A Miami police officer turns on his flashlight and a beam of light cuts through the darkness, illuminating the silhouettes of six figures tucked into a nook beneath the Flagler Street Bridge.
They lay down on concrete tonight. But if they want a bed, they’ll get one. And if they want a new home, they might get that too.
Late Thursday and into Friday morning, 10 homeless outreach teams fanned out over 43 blocks of downtown Miami in search of potential occupants for dozens of new shelter beds and nearly 100 new apartments. The effort by the Miami-Dade Homeless Trust and its partners was intended to help a chronic downtown homeless population that according to recent surveys is growing for the first time in years.

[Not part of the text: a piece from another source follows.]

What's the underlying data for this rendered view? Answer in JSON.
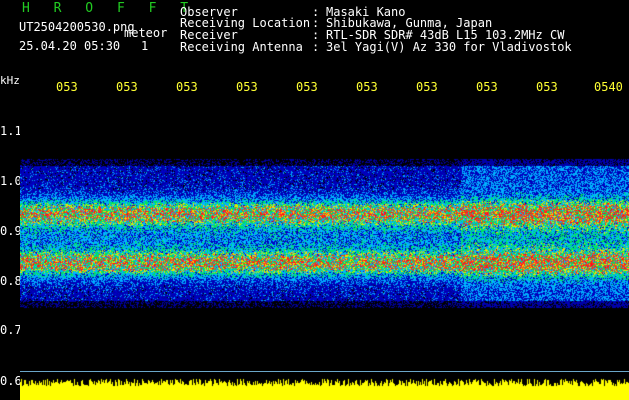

“We hoped it was an aberration, but it wasn’t,” said Homeless Trust Chairman Ron Book, who was out in Miami Thursday night. “We needed a plan that was broader, and wider.”

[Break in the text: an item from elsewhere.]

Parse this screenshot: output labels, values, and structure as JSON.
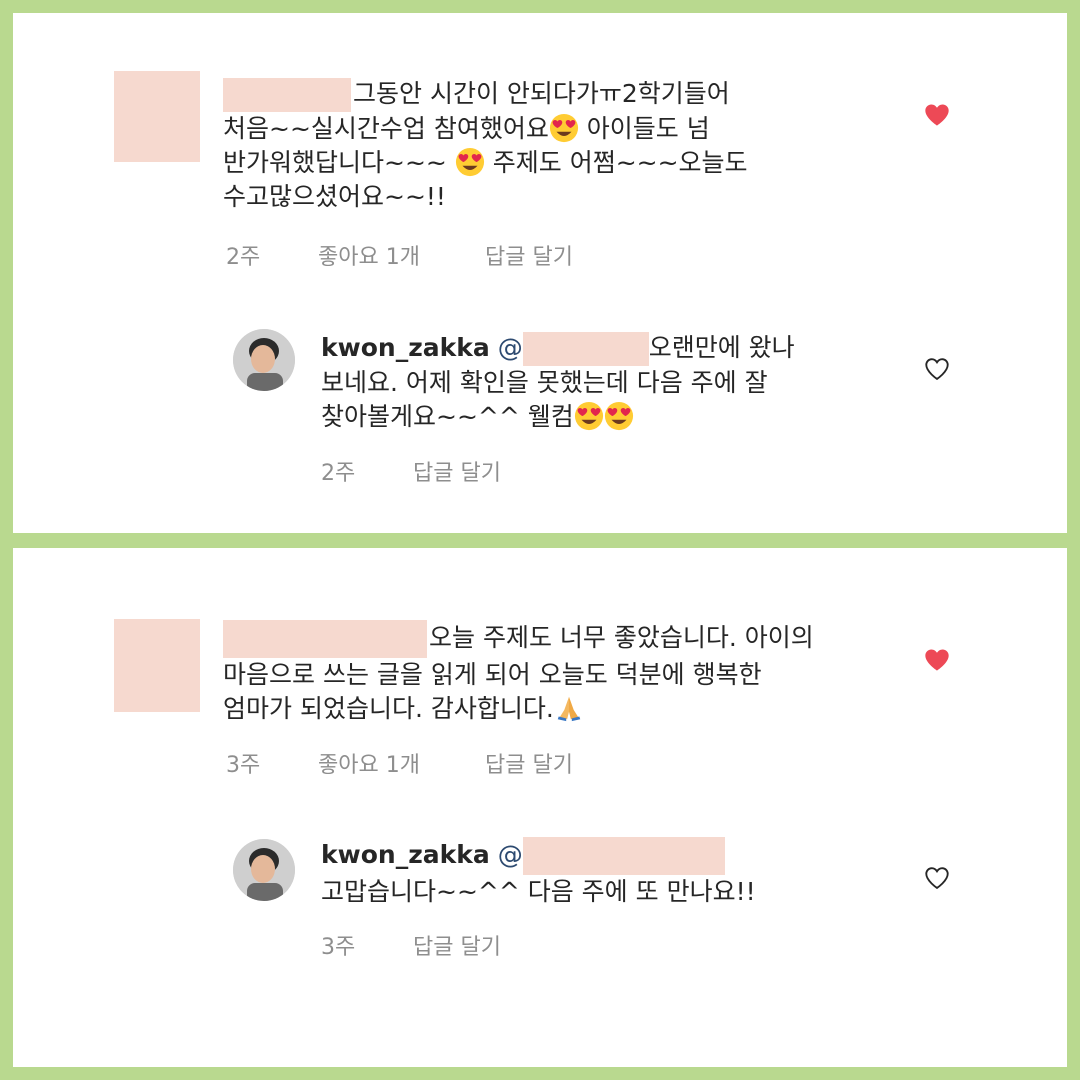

In January, an annual survey showed that more than 1,000 people were living on the streets of Miami-Dade, up by 20 percent from the previous year. Book said a follow-up in August showed the numbers weren’t a fluke, and that downtown has experienced a “spike” in numbers. So in order to address the growing population — amid biting criticisms out of downtown that the Trust wasn’t doing enough for the area — the Homeless Trust launched what it calls Strike Force: Urban Core.